Watch out Australia: There's a flood of dismal economic news on the horizon

Wed, 01 May 2019

This article first appeared on the Yahoo Finance website at this link: https://au.finance.yahoo.com/news/watch-out-australia-theres-a-flood-of-dismal-economic-news-on-the-horizon-211110783.html

--------------------------------------------

Watch out Australia: There's a flood of dismal economic news on the horizon

The Australian economy is in trouble and Scott Morrison and the Liberal Party government need to come clean and acknowledge this and outline a framework how this period of economic funk is to be addressed if they win the 18 May election.

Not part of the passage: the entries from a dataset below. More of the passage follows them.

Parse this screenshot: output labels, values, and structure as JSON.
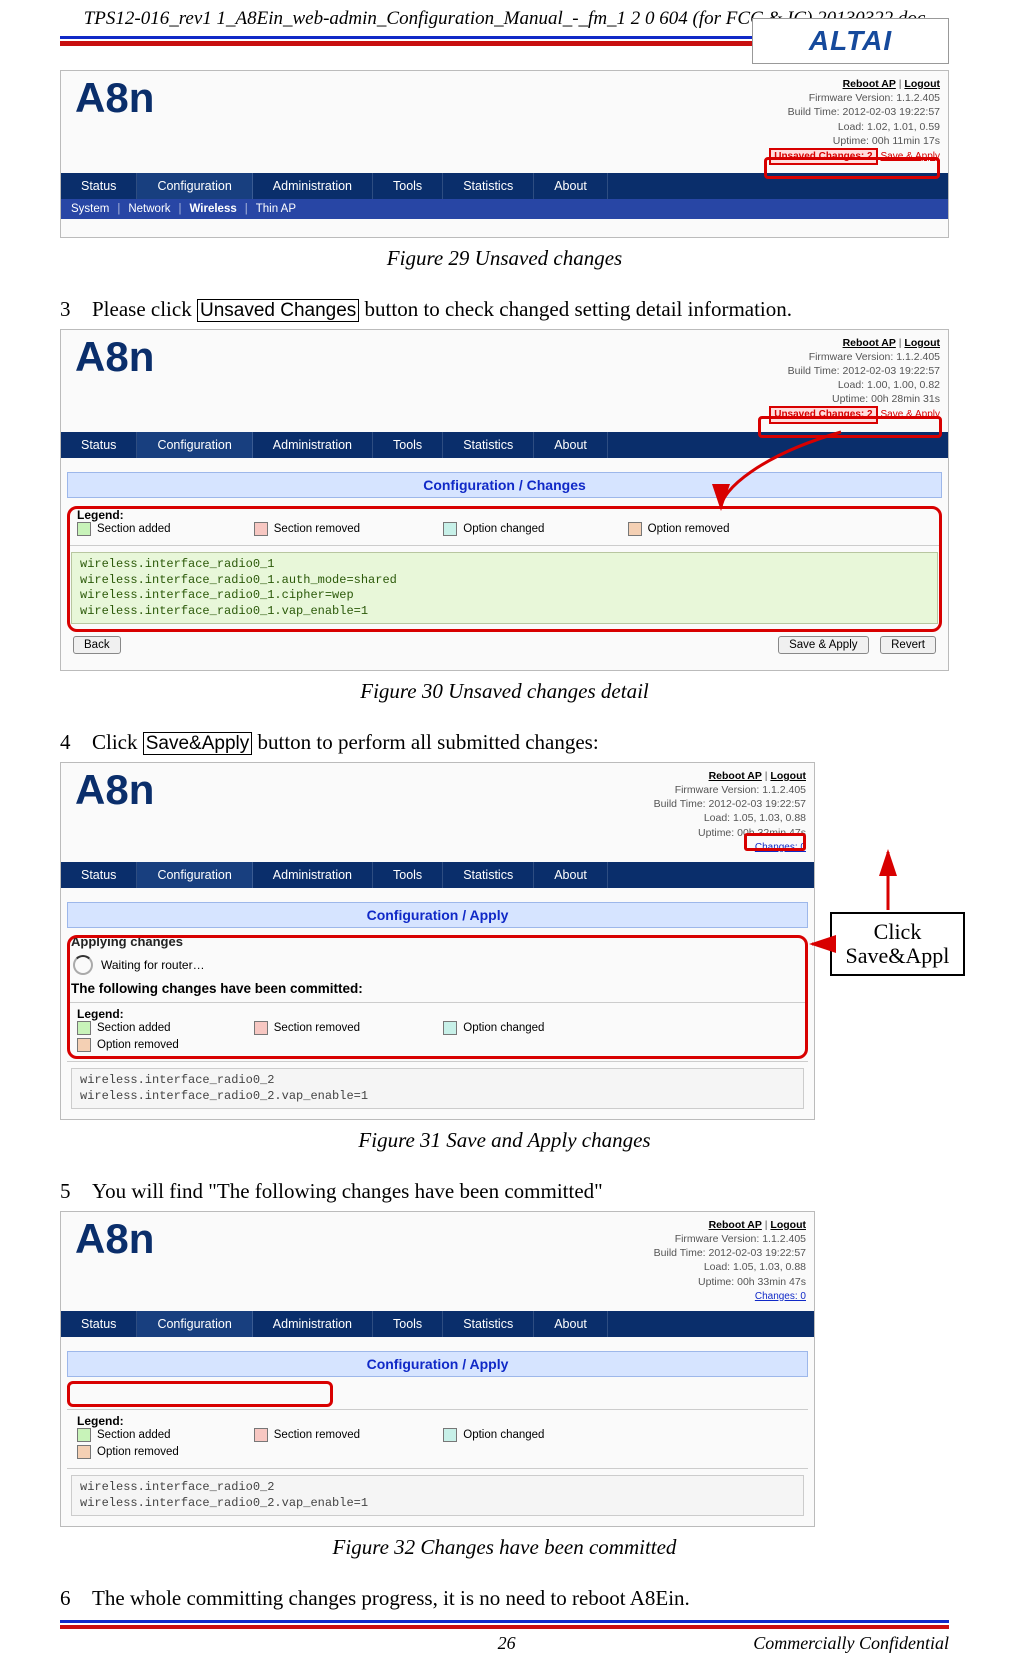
{
  "doc": {
    "header_title": "TPS12-016_rev1 1_A8Ein_web-admin_Configuration_Manual_-_fm_1 2 0 604 (for FCC & IC) 20130322.doc",
    "logo_text": "ALTAI",
    "page_num": "26",
    "confidential": "Commercially Confidential"
  },
  "captions": {
    "fig29": "Figure 29 Unsaved changes",
    "fig30": "Figure 30 Unsaved changes detail",
    "fig31": "Figure 31 Save and Apply changes",
    "fig32": "Figure 32 Changes have been committed"
  },
  "steps": {
    "s3_num": "3",
    "s3_a": "Please click ",
    "s3_btn": "Unsaved Changes",
    "s3_b": " button to check changed setting detail information.",
    "s4_num": "4",
    "s4_a": "Click ",
    "s4_btn": "Save&Apply",
    "s4_b": " button to perform all submitted changes:",
    "s5_num": "5",
    "s5_a": "You will find \"The following changes have been committed\"",
    "s6_num": "6",
    "s6_a": "The whole committing changes progress, it is no need to reboot A8Ein."
  },
  "ui": {
    "product": "A8n",
    "top_links": {
      "reboot": "Reboot AP",
      "sep": "|",
      "logout": "Logout"
    },
    "nav": [
      "Status",
      "Configuration",
      "Administration",
      "Tools",
      "Statistics",
      "About"
    ],
    "subnav": [
      "System",
      "Network",
      "Wireless",
      "Thin AP"
    ],
    "legend": {
      "title": "Legend:",
      "added": "Section added",
      "removed": "Section removed",
      "opt_changed": "Option changed",
      "opt_removed": "Option removed"
    },
    "btns": {
      "back": "Back",
      "save_apply": "Save & Apply",
      "revert": "Revert"
    }
  },
  "status_lines": {
    "fw": "Firmware Version: 1.1.2.405",
    "build": "Build Time: 2012-02-03 19:22:57",
    "ss1": {
      "load": "Load: 1.02, 1.01, 0.59",
      "uptime": "Uptime: 00h 11min 17s",
      "unsaved": "Unsaved Changes: 2",
      "save": "Save & Apply"
    },
    "ss2": {
      "load": "Load: 1.00, 1.00, 0.82",
      "uptime": "Uptime: 00h 28min 31s",
      "unsaved": "Unsaved Changes: 2",
      "save": "Save & Apply"
    },
    "ss3": {
      "load": "Load: 1.05, 1.03, 0.88",
      "uptime": "Uptime: 00h 32min 47s",
      "changes": "Changes: 0"
    },
    "ss4": {
      "load": "Load: 1.05, 1.03, 0.88",
      "uptime": "Uptime: 00h 33min 47s",
      "changes": "Changes: 0"
    }
  },
  "panels": {
    "changes": "Configuration / Changes",
    "apply": "Configuration / Apply"
  },
  "codes": {
    "c1": "wireless.interface_radio0_1\nwireless.interface_radio0_1.auth_mode=shared\nwireless.interface_radio0_1.cipher=wep\nwireless.interface_radio0_1.vap_enable=1",
    "c2": "wireless.interface_radio0_2\nwireless.interface_radio0_2.vap_enable=1",
    "c3": "wireless.interface_radio0_2\nwireless.interface_radio0_2.vap_enable=1"
  },
  "ss3_text": {
    "applying": "Applying changes",
    "waiting": "Waiting for router…",
    "committed": "The following changes have been committed:"
  },
  "ss4_text": {
    "committed_hidden": "The following changes have been committed:"
  },
  "callout": {
    "line1": "Click",
    "line2": "Save&Appl"
  }
}
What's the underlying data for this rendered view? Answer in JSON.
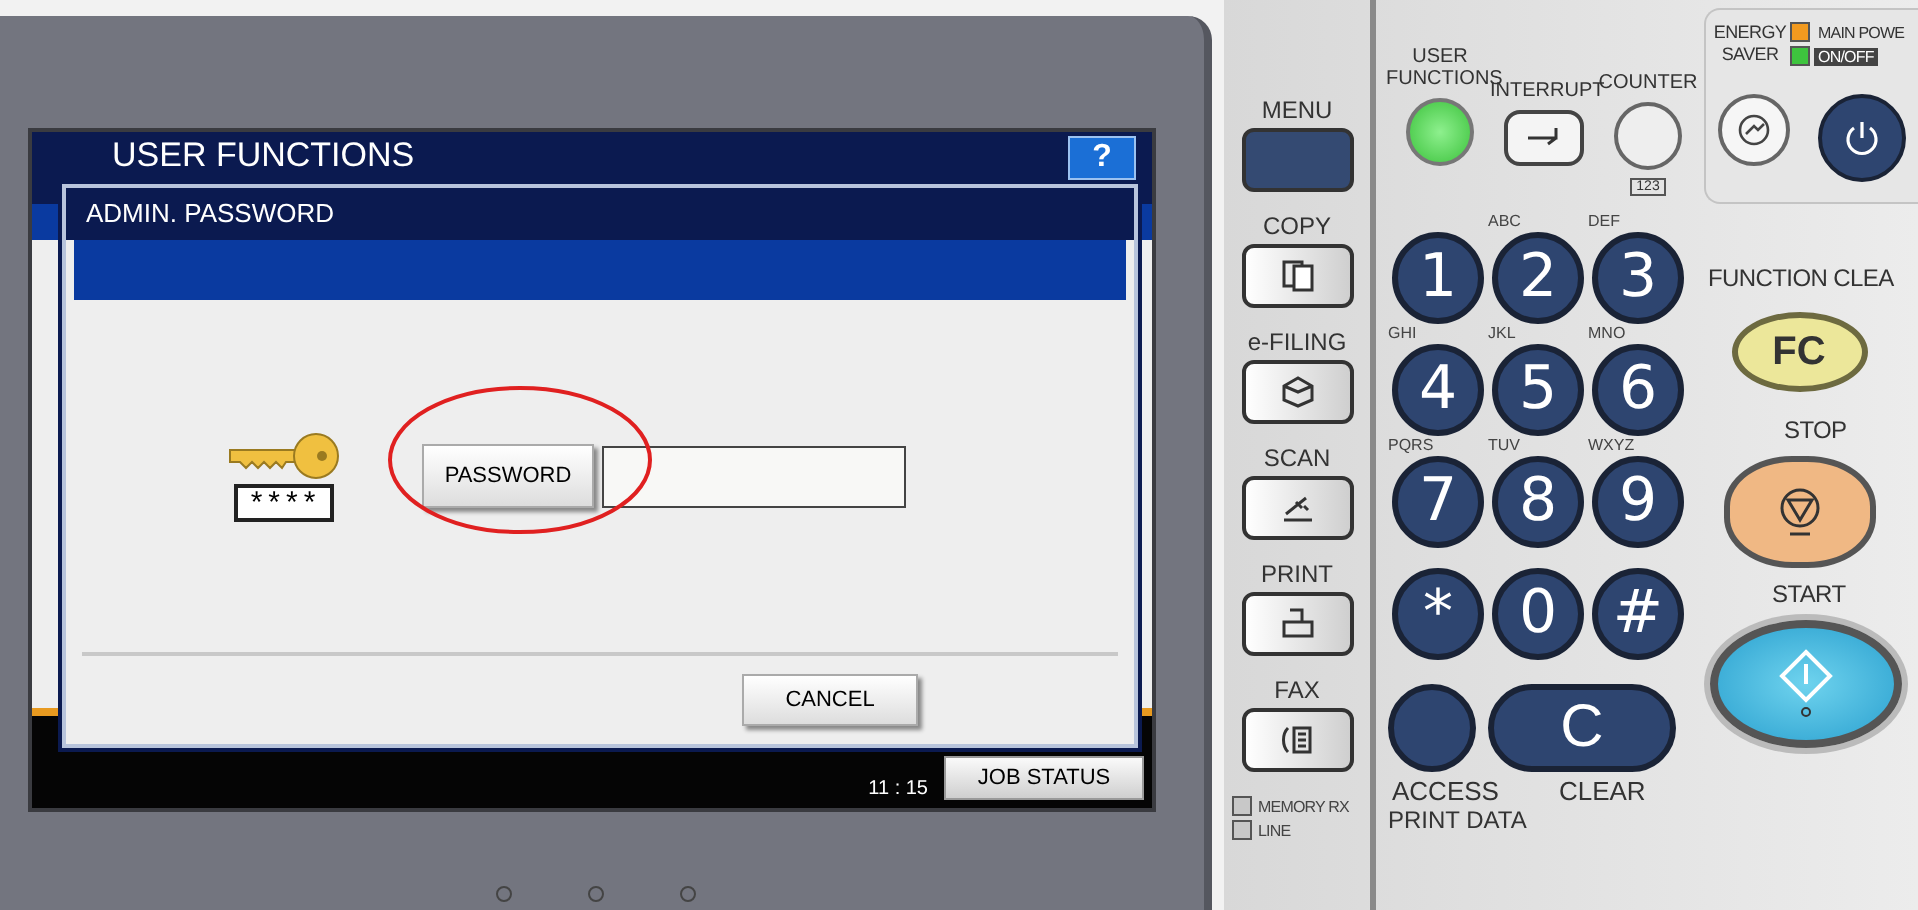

The Liberal Party is campaigning in the election on a “strong economy” and being “good economic managers”, bold claims that fly in the face of the latest score card for the economy.

That scorecard shows a flood of what is, frankly, disappointing or even dismal economic news. Australia is going through a very rare recession in per capita GDP terms and last week saw data showing zero inflation in the March quarter. Contribution to these indictors of economic funk is the fact that well over half a trillion dollars of householder wealth has been destroyed as house prices have tumbled.

Add to that the fact reported by the Australian Office of Financial management last week that gross government debt is $543 billion, almost double the level that the Coalition government inherited in September 2013, and the scorecard is looking very ratty indeed.

As the ad man used to say, “but wait, there’s more”.